Directions for this task |
Each of the following records is to be output exactly.
Recorded information: Begin
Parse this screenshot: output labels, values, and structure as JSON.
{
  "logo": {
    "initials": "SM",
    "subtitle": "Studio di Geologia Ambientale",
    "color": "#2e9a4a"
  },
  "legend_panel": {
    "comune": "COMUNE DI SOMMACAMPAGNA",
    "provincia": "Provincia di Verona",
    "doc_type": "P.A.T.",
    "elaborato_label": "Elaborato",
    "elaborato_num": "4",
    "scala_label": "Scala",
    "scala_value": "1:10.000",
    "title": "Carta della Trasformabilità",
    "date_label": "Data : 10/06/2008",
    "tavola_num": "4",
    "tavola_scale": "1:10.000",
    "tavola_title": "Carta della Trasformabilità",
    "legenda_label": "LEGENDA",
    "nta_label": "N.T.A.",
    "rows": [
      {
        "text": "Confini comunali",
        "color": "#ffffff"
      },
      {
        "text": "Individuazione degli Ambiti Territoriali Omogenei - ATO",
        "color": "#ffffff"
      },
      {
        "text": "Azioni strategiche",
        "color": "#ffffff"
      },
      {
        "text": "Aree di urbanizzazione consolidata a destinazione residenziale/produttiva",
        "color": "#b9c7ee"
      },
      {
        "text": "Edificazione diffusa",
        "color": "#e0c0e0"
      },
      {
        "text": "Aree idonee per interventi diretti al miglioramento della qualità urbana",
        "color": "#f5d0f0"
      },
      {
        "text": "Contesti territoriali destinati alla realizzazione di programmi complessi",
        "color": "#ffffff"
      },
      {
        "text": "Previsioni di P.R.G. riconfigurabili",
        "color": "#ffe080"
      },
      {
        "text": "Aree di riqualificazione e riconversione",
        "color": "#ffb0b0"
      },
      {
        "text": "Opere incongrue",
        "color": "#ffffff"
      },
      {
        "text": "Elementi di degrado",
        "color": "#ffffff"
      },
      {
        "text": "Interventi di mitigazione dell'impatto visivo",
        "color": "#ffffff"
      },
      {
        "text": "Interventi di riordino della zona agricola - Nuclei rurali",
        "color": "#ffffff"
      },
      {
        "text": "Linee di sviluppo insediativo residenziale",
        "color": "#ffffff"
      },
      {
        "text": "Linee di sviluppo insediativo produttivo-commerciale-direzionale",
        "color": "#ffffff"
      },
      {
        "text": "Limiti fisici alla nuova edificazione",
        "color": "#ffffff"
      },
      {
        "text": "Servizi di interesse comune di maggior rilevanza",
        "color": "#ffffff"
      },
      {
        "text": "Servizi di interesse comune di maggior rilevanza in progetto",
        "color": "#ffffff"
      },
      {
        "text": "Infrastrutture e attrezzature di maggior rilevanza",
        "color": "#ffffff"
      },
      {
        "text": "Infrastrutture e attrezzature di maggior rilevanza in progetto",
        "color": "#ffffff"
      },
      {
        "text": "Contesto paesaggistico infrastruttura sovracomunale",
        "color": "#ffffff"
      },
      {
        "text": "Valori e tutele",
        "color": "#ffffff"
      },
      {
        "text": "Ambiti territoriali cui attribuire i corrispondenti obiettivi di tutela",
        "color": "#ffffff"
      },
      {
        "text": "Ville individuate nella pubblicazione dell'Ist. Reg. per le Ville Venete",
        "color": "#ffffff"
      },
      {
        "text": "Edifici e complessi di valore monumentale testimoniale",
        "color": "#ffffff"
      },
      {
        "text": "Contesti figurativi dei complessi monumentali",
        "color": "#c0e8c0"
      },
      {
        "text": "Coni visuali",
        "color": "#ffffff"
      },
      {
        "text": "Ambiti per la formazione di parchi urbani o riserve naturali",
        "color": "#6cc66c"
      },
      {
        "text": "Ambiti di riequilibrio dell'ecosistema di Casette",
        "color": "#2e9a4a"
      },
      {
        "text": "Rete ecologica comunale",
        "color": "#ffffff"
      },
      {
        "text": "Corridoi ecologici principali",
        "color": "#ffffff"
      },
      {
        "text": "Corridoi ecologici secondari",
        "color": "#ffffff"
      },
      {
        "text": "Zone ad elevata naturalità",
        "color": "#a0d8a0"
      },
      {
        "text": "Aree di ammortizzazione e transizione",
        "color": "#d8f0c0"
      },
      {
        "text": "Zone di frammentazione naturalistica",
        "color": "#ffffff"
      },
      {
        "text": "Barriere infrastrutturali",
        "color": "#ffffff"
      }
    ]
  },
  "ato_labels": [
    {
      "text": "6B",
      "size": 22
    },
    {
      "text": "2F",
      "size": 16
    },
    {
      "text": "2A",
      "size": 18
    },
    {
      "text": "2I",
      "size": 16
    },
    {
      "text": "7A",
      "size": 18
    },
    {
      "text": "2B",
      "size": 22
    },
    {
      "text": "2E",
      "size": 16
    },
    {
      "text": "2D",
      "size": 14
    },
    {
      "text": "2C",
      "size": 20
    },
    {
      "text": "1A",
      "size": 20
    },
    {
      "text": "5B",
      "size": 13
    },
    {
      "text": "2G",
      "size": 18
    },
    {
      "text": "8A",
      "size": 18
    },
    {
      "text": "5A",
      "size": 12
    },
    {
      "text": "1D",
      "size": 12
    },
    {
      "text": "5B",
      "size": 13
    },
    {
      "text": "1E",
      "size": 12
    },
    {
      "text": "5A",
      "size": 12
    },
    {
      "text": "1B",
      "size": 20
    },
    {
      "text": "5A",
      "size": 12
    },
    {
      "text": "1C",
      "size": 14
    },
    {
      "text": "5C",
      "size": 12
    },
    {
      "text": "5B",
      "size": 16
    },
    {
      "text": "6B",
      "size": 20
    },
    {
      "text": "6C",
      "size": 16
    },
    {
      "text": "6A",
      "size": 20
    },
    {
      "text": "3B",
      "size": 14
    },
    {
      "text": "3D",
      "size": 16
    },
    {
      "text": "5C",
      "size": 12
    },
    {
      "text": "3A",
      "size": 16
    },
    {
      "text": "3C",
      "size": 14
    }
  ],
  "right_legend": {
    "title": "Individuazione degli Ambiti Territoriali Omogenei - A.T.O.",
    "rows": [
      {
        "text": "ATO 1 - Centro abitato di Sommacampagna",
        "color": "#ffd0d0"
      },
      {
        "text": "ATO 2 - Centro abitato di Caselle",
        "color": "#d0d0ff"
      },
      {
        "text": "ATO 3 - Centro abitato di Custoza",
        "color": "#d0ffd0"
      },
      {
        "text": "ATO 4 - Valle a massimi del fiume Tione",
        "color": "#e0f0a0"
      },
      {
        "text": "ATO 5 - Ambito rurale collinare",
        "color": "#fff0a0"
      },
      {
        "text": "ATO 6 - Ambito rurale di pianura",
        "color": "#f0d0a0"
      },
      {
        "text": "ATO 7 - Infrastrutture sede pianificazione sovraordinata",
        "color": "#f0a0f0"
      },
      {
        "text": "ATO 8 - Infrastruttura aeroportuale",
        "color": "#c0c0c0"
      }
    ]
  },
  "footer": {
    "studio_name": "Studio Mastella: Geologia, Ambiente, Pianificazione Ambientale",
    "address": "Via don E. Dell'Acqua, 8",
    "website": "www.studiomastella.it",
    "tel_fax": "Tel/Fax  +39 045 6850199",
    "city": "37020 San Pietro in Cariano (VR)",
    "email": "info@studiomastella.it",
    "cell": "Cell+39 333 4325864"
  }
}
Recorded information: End
Answer box |
Parse this screenshot: output labels, values, and structure as JSON.
{
  "logo": {
    "initials": "SM",
    "subtitle": "Studio di Geologia Ambientale",
    "color": "#2e9a4a"
  },
  "legend_panel": {
    "comune": "COMUNE DI SOMMACAMPAGNA",
    "provincia": "Provincia di Verona",
    "doc_type": "P.A.T.",
    "elaborato_label": "Elaborato",
    "elaborato_num": "4",
    "scala_label": "Scala",
    "scala_value": "1:10.000",
    "title": "Carta della Trasformabilità",
    "date_label": "Data : 10/06/2008",
    "tavola_num": "4",
    "tavola_scale": "1:10.000",
    "tavola_title": "Carta della Trasformabilità",
    "legenda_label": "LEGENDA",
    "nta_label": "N.T.A.",
    "rows": [
      {
        "text": "Confini comunali",
        "color": "#ffffff"
      },
      {
        "text": "Individuazione degli Ambiti Territoriali Omogenei - ATO",
        "color": "#ffffff"
      },
      {
        "text": "Azioni strategiche",
        "color": "#ffffff"
      },
      {
        "text": "Aree di urbanizzazione consolidata a destinazione residenziale/produttiva",
        "color": "#b9c7ee"
      },
      {
        "text": "Edificazione diffusa",
        "color": "#e0c0e0"
      },
      {
        "text": "Aree idonee per interventi diretti al miglioramento della qualità urbana",
        "color": "#f5d0f0"
      },
      {
        "text": "Contesti territoriali destinati alla realizzazione di programmi complessi",
        "color": "#ffffff"
      },
      {
        "text": "Previsioni di P.R.G. riconfigurabili",
        "color": "#ffe080"
      },
      {
        "text": "Aree di riqualificazione e riconversione",
        "color": "#ffb0b0"
      },
      {
        "text": "Opere incongrue",
        "color": "#ffffff"
      },
      {
        "text": "Elementi di degrado",
        "color": "#ffffff"
      },
      {
        "text": "Interventi di mitigazione dell'impatto visivo",
        "color": "#ffffff"
      },
      {
        "text": "Interventi di riordino della zona agricola - Nuclei rurali",
        "color": "#ffffff"
      },
      {
        "text": "Linee di sviluppo insediativo residenziale",
        "color": "#ffffff"
      },
      {
        "text": "Linee di sviluppo insediativo produttivo-commerciale-direzionale",
        "color": "#ffffff"
      },
      {
        "text": "Limiti fisici alla nuova edificazione",
        "color": "#ffffff"
      },
      {
        "text": "Servizi di interesse comune di maggior rilevanza",
        "color": "#ffffff"
      },
      {
        "text": "Servizi di interesse comune di maggior rilevanza in progetto",
        "color": "#ffffff"
      },
      {
        "text": "Infrastrutture e attrezzature di maggior rilevanza",
        "color": "#ffffff"
      },
      {
        "text": "Infrastrutture e attrezzature di maggior rilevanza in progetto",
        "color": "#ffffff"
      },
      {
        "text": "Contesto paesaggistico infrastruttura sovracomunale",
        "color": "#ffffff"
      },
      {
        "text": "Valori e tutele",
        "color": "#ffffff"
      },
      {
        "text": "Ambiti territoriali cui attribuire i corrispondenti obiettivi di tutela",
        "color": "#ffffff"
      },
      {
        "text": "Ville individuate nella pubblicazione dell'Ist. Reg. per le Ville Venete",
        "color": "#ffffff"
      },
      {
        "text": "Edifici e complessi di valore monumentale testimoniale",
        "color": "#ffffff"
      },
      {
        "text": "Contesti figurativi dei complessi monumentali",
        "color": "#c0e8c0"
      },
      {
        "text": "Coni visuali",
        "color": "#ffffff"
      },
      {
        "text": "Ambiti per la formazione di parchi urbani o riserve naturali",
        "color": "#6cc66c"
      },
      {
        "text": "Ambiti di riequilibrio dell'ecosistema di Casette",
        "color": "#2e9a4a"
      },
      {
        "text": "Rete ecologica comunale",
        "color": "#ffffff"
      },
      {
        "text": "Corridoi ecologici principali",
        "color": "#ffffff"
      },
      {
        "text": "Corridoi ecologici secondari",
        "color": "#ffffff"
      },
      {
        "text": "Zone ad elevata naturalità",
        "color": "#a0d8a0"
      },
      {
        "text": "Aree di ammortizzazione e transizione",
        "color": "#d8f0c0"
      },
      {
        "text": "Zone di frammentazione naturalistica",
        "color": "#ffffff"
      },
      {
        "text": "Barriere infrastrutturali",
        "color": "#ffffff"
      }
    ]
  },
  "ato_labels": [
    {
      "text": "6B",
      "size": 22
    },
    {
      "text": "2F",
      "size": 16
    },
    {
      "text": "2A",
      "size": 18
    },
    {
      "text": "2I",
      "size": 16
    },
    {
      "text": "7A",
      "size": 18
    },
    {
      "text": "2B",
      "size": 22
    },
    {
      "text": "2E",
      "size": 16
    },
    {
      "text": "2D",
      "size": 14
    },
    {
      "text": "2C",
      "size": 20
    },
    {
      "text": "1A",
      "size": 20
    },
    {
      "text": "5B",
      "size": 13
    },
    {
      "text": "2G",
      "size": 18
    },
    {
      "text": "8A",
      "size": 18
    },
    {
      "text": "5A",
      "size": 12
    },
    {
      "text": "1D",
      "size": 12
    },
    {
      "text": "5B",
      "size": 13
    },
    {
      "text": "1E",
      "size": 12
    },
    {
      "text": "5A",
      "size": 12
    },
    {
      "text": "1B",
      "size": 20
    },
    {
      "text": "5A",
      "size": 12
    },
    {
      "text": "1C",
      "size": 14
    },
    {
      "text": "5C",
      "size": 12
    },
    {
      "text": "5B",
      "size": 16
    },
    {
      "text": "6B",
      "size": 20
    },
    {
      "text": "6C",
      "size": 16
    },
    {
      "text": "6A",
      "size": 20
    },
    {
      "text": "3B",
      "size": 14
    },
    {
      "text": "3D",
      "size": 16
    },
    {
      "text": "5C",
      "size": 12
    },
    {
      "text": "3A",
      "size": 16
    },
    {
      "text": "3C",
      "size": 14
    }
  ],
  "right_legend": {
    "title": "Individuazione degli Ambiti Territoriali Omogenei - A.T.O.",
    "rows": [
      {
        "text": "ATO 1 - Centro abitato di Sommacampagna",
        "color": "#ffd0d0"
      },
      {
        "text": "ATO 2 - Centro abitato di Caselle",
        "color": "#d0d0ff"
      },
      {
        "text": "ATO 3 - Centro abitato di Custoza",
        "color": "#d0ffd0"
      },
      {
        "text": "ATO 4 - Valle a massimi del fiume Tione",
        "color": "#e0f0a0"
      },
      {
        "text": "ATO 5 - Ambito rurale collinare",
        "color": "#fff0a0"
      },
      {
        "text": "ATO 6 - Ambito rurale di pianura",
        "color": "#f0d0a0"
      },
      {
        "text": "ATO 7 - Infrastrutture sede pianificazione sovraordinata",
        "color": "#f0a0f0"
      },
      {
        "text": "ATO 8 - Infrastruttura aeroportuale",
        "color": "#c0c0c0"
      }
    ]
  },
  "footer": {
    "studio_name": "Studio Mastella: Geologia, Ambiente, Pianificazione Ambientale",
    "address": "Via don E. Dell'Acqua, 8",
    "website": "www.studiomastella.it",
    "tel_fax": "Tel/Fax  +39 045 6850199",
    "city": "37020 San Pietro in Cariano (VR)",
    "email": "info@studiomastella.it",
    "cell": "Cell+39 333 4325864"
  }
}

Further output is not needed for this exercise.